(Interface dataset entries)
┏━━

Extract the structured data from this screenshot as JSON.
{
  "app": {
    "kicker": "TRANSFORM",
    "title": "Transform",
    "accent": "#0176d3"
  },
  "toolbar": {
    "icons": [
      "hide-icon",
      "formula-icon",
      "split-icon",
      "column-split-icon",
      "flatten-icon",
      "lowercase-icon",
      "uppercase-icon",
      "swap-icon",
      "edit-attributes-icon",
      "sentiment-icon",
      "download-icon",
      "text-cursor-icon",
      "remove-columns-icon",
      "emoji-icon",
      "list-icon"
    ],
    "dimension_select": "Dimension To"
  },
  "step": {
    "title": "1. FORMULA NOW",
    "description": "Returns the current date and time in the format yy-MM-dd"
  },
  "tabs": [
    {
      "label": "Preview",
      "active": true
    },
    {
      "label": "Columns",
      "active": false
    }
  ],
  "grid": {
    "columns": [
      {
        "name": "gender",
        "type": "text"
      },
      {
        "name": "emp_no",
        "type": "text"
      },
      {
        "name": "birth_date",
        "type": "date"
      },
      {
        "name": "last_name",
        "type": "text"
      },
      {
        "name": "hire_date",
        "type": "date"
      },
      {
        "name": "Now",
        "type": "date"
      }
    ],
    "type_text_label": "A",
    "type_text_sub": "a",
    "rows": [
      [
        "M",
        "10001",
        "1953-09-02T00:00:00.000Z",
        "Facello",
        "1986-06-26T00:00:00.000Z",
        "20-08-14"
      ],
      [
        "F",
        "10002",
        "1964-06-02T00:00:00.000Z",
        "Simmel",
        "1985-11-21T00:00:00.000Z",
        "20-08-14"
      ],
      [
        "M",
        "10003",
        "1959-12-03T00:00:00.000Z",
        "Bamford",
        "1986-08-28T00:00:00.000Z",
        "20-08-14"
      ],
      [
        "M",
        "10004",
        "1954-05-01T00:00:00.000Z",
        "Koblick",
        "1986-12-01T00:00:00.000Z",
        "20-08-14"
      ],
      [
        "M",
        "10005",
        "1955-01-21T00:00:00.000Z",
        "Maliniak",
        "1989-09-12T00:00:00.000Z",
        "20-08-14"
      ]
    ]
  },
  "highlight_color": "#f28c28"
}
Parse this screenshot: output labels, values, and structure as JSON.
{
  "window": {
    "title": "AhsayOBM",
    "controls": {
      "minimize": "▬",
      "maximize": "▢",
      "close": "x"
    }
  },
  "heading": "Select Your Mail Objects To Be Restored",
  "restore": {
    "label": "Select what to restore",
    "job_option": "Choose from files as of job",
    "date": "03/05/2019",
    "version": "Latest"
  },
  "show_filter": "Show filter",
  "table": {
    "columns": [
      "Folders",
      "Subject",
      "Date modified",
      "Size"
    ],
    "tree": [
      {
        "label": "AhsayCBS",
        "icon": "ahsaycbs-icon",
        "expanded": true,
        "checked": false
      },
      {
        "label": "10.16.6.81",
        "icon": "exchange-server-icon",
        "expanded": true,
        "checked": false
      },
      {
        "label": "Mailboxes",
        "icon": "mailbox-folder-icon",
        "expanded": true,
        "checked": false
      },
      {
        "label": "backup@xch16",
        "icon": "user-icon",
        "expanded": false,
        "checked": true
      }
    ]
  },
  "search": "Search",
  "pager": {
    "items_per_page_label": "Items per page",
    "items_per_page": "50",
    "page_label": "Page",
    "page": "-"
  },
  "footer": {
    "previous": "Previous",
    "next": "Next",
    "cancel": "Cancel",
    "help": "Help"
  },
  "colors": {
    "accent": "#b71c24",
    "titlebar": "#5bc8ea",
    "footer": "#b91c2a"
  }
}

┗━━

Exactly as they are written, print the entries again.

Result of this task:
Extract the structured data from this screenshot as JSON.
{
  "app": {
    "kicker": "TRANSFORM",
    "title": "Transform",
    "accent": "#0176d3"
  },
  "toolbar": {
    "icons": [
      "hide-icon",
      "formula-icon",
      "split-icon",
      "column-split-icon",
      "flatten-icon",
      "lowercase-icon",
      "uppercase-icon",
      "swap-icon",
      "edit-attributes-icon",
      "sentiment-icon",
      "download-icon",
      "text-cursor-icon",
      "remove-columns-icon",
      "emoji-icon",
      "list-icon"
    ],
    "dimension_select": "Dimension To"
  },
  "step": {
    "title": "1. FORMULA NOW",
    "description": "Returns the current date and time in the format yy-MM-dd"
  },
  "tabs": [
    {
      "label": "Preview",
      "active": true
    },
    {
      "label": "Columns",
      "active": false
    }
  ],
  "grid": {
    "columns": [
      {
        "name": "gender",
        "type": "text"
      },
      {
        "name": "emp_no",
        "type": "text"
      },
      {
        "name": "birth_date",
        "type": "date"
      },
      {
        "name": "last_name",
        "type": "text"
      },
      {
        "name": "hire_date",
        "type": "date"
      },
      {
        "name": "Now",
        "type": "date"
      }
    ],
    "type_text_label": "A",
    "type_text_sub": "a",
    "rows": [
      [
        "M",
        "10001",
        "1953-09-02T00:00:00.000Z",
        "Facello",
        "1986-06-26T00:00:00.000Z",
        "20-08-14"
      ],
      [
        "F",
        "10002",
        "1964-06-02T00:00:00.000Z",
        "Simmel",
        "1985-11-21T00:00:00.000Z",
        "20-08-14"
      ],
      [
        "M",
        "10003",
        "1959-12-03T00:00:00.000Z",
        "Bamford",
        "1986-08-28T00:00:00.000Z",
        "20-08-14"
      ],
      [
        "M",
        "10004",
        "1954-05-01T00:00:00.000Z",
        "Koblick",
        "1986-12-01T00:00:00.000Z",
        "20-08-14"
      ],
      [
        "M",
        "10005",
        "1955-01-21T00:00:00.000Z",
        "Maliniak",
        "1989-09-12T00:00:00.000Z",
        "20-08-14"
      ]
    ]
  },
  "highlight_color": "#f28c28"
}
Parse this screenshot: output labels, values, and structure as JSON.
{
  "window": {
    "title": "AhsayOBM",
    "controls": {
      "minimize": "▬",
      "maximize": "▢",
      "close": "x"
    }
  },
  "heading": "Select Your Mail Objects To Be Restored",
  "restore": {
    "label": "Select what to restore",
    "job_option": "Choose from files as of job",
    "date": "03/05/2019",
    "version": "Latest"
  },
  "show_filter": "Show filter",
  "table": {
    "columns": [
      "Folders",
      "Subject",
      "Date modified",
      "Size"
    ],
    "tree": [
      {
        "label": "AhsayCBS",
        "icon": "ahsaycbs-icon",
        "expanded": true,
        "checked": false
      },
      {
        "label": "10.16.6.81",
        "icon": "exchange-server-icon",
        "expanded": true,
        "checked": false
      },
      {
        "label": "Mailboxes",
        "icon": "mailbox-folder-icon",
        "expanded": true,
        "checked": false
      },
      {
        "label": "backup@xch16",
        "icon": "user-icon",
        "expanded": false,
        "checked": true
      }
    ]
  },
  "search": "Search",
  "pager": {
    "items_per_page_label": "Items per page",
    "items_per_page": "50",
    "page_label": "Page",
    "page": "-"
  },
  "footer": {
    "previous": "Previous",
    "next": "Next",
    "cancel": "Cancel",
    "help": "Help"
  },
  "colors": {
    "accent": "#b71c24",
    "titlebar": "#5bc8ea",
    "footer": "#b91c2a"
  }
}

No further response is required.